So now that the SCOTUS has ruled on the VRA, it goes to Congress. Congress already voted once, in 2006, to renew the VRA for another 25 years. 2006, friends — when George W Bush was in the middle of his second term. 390 members of Congress voted to renew the VRA then, with 33 voting against renewal.
Here’s where you come in. If you, like me, watched Wendy Davis’ filibuster last night and wanted to scream with the people in the gallery, this is the time to start screaming. Especially if you live in one of the affected states, contact your congresspeople. If you’re not in one of the affected states, contact your congresspeople anyway. Make it absolutely clear to Congress that this is important. Make it clear that everyone in Congress needs to pull together to keep the VRA effective.

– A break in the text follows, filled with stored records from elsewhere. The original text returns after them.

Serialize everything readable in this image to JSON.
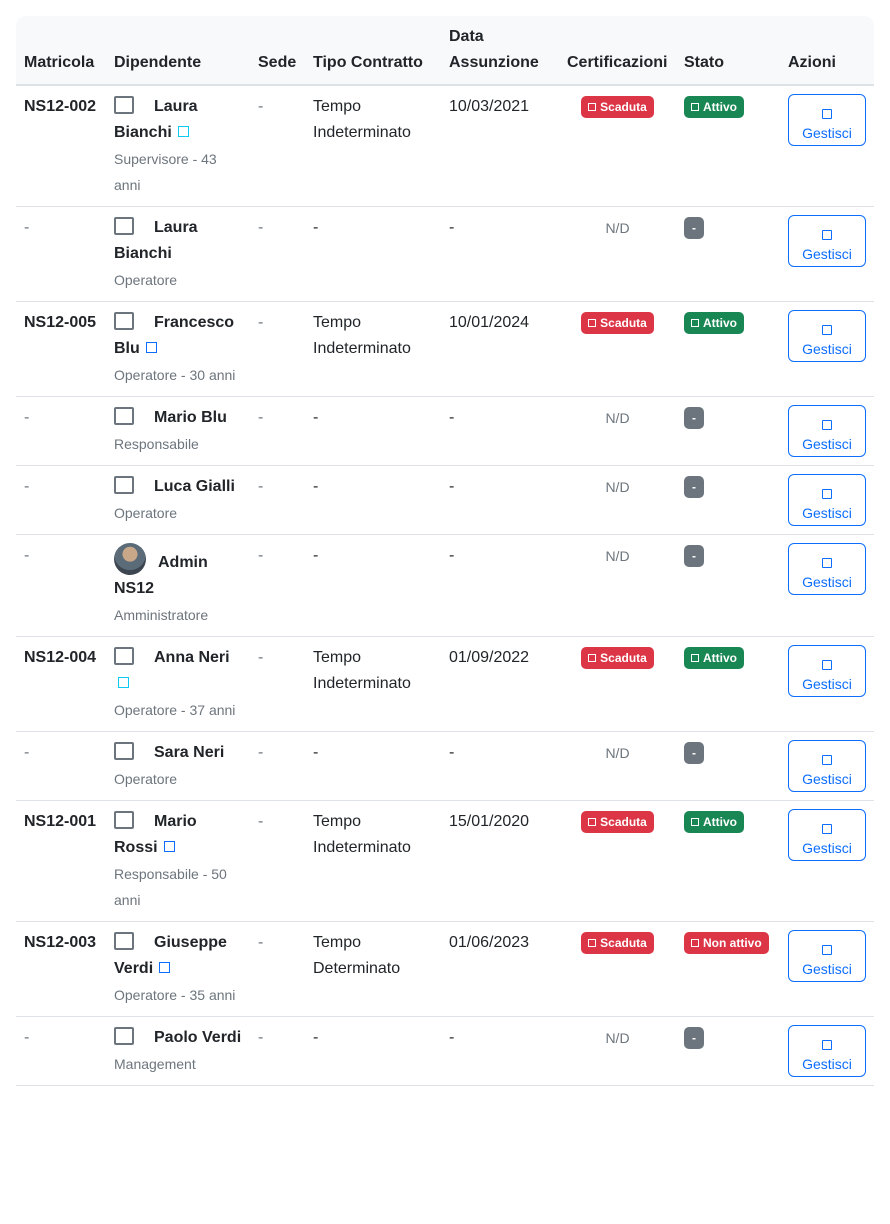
{
  "headers": {
    "matricola": "Matricola",
    "dipendente": "Dipendente",
    "sede": "Sede",
    "tipo_contratto": "Tipo Contratto",
    "data_assunzione": "Data Assunzione",
    "certificazioni": "Certificazioni",
    "stato": "Stato",
    "azioni": "Azioni"
  },
  "colors": {
    "danger": "#dc3545",
    "success": "#198754",
    "secondary": "#6c757d",
    "primary": "#0d6efd",
    "info": "#0dcaf0"
  },
  "rows": [
    {
      "matricola": "NS12-002",
      "first": "Laura",
      "last": "Bianchi",
      "mini": "info",
      "subtitle": "Supervisore - 43 anni",
      "sede": "-",
      "contratto": "Tempo Indeterminato",
      "data": "10/03/2021",
      "cert": "Scaduta",
      "stato": "Attivo",
      "stato_type": "success",
      "action": "Gestisci",
      "avatar": "checkbox-icon"
    },
    {
      "matricola": "-",
      "first": "Laura",
      "last": "Bianchi",
      "mini": "",
      "subtitle": "Operatore",
      "sede": "-",
      "contratto": "-",
      "data": "-",
      "cert": "N/D",
      "stato": "-",
      "stato_type": "secondary",
      "action": "Gestisci",
      "avatar": "checkbox-icon"
    },
    {
      "matricola": "NS12-005",
      "first": "Francesco",
      "last": "Blu",
      "mini": "blue",
      "subtitle": "Operatore - 30 anni",
      "sede": "-",
      "contratto": "Tempo Indeterminato",
      "data": "10/01/2024",
      "cert": "Scaduta",
      "stato": "Attivo",
      "stato_type": "success",
      "action": "Gestisci",
      "avatar": "checkbox-icon"
    },
    {
      "matricola": "-",
      "first": "Mario Blu",
      "last": "",
      "mini": "",
      "subtitle": "Responsabile",
      "sede": "-",
      "contratto": "-",
      "data": "-",
      "cert": "N/D",
      "stato": "-",
      "stato_type": "secondary",
      "action": "Gestisci",
      "avatar": "checkbox-icon"
    },
    {
      "matricola": "-",
      "first": "Luca Gialli",
      "last": "",
      "mini": "",
      "subtitle": "Operatore",
      "sede": "-",
      "contratto": "-",
      "data": "-",
      "cert": "N/D",
      "stato": "-",
      "stato_type": "secondary",
      "action": "Gestisci",
      "avatar": "checkbox-icon"
    },
    {
      "matricola": "-",
      "first": "Admin",
      "last": "NS12",
      "mini": "",
      "subtitle": "Amministratore",
      "sede": "-",
      "contratto": "-",
      "data": "-",
      "cert": "N/D",
      "stato": "-",
      "stato_type": "secondary",
      "action": "Gestisci",
      "avatar": "photo"
    },
    {
      "matricola": "NS12-004",
      "first": "Anna Neri",
      "last": "",
      "mini": "info-own-line",
      "subtitle": "Operatore - 37 anni",
      "sede": "-",
      "contratto": "Tempo Indeterminato",
      "data": "01/09/2022",
      "cert": "Scaduta",
      "stato": "Attivo",
      "stato_type": "success",
      "action": "Gestisci",
      "avatar": "checkbox-icon"
    },
    {
      "matricola": "-",
      "first": "Sara Neri",
      "last": "",
      "mini": "",
      "subtitle": "Operatore",
      "sede": "-",
      "contratto": "-",
      "data": "-",
      "cert": "N/D",
      "stato": "-",
      "stato_type": "secondary",
      "action": "Gestisci",
      "avatar": "checkbox-icon"
    },
    {
      "matricola": "NS12-001",
      "first": "Mario",
      "last": "Rossi",
      "mini": "blue",
      "subtitle": "Responsabile - 50 anni",
      "sede": "-",
      "contratto": "Tempo Indeterminato",
      "data": "15/01/2020",
      "cert": "Scaduta",
      "stato": "Attivo",
      "stato_type": "success",
      "action": "Gestisci",
      "avatar": "checkbox-icon"
    },
    {
      "matricola": "NS12-003",
      "first": "Giuseppe",
      "last": "Verdi",
      "mini": "blue",
      "subtitle": "Operatore - 35 anni",
      "sede": "-",
      "contratto": "Tempo Determinato",
      "data": "01/06/2023",
      "cert": "Scaduta",
      "stato": "Non attivo",
      "stato_type": "danger",
      "action": "Gestisci",
      "avatar": "checkbox-icon"
    },
    {
      "matricola": "-",
      "first": "Paolo",
      "last": "Verdi",
      "mini": "",
      "subtitle": "Management",
      "sede": "-",
      "contratto": "-",
      "data": "-",
      "cert": "N/D",
      "stato": "-",
      "stato_type": "secondary",
      "action": "Gestisci",
      "avatar": "checkbox-icon"
    }
  ]
}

Get up there in the gallery and start screaming your lungs out.
VoteSmart has thorough information about your elected officials, including how to contact them and their voting records. If your congressperson was in office in 2006, you can even see how they voted on the VRA renewal then by clicking on “Voting Record,” then selecting “Civil Liberties and Civil Rights” from the handy drop-down “Issues” menu.
You don’t have to call your congresspeople — write them a letter. It doesn’t have to be a long letter — just write them a letter. If you can pick up the phone, do! If you can tweet at them or Facebook them, do! Be respectful, be clear, and be LOUD.
Make some noise.
[Reposted from elsewhere.]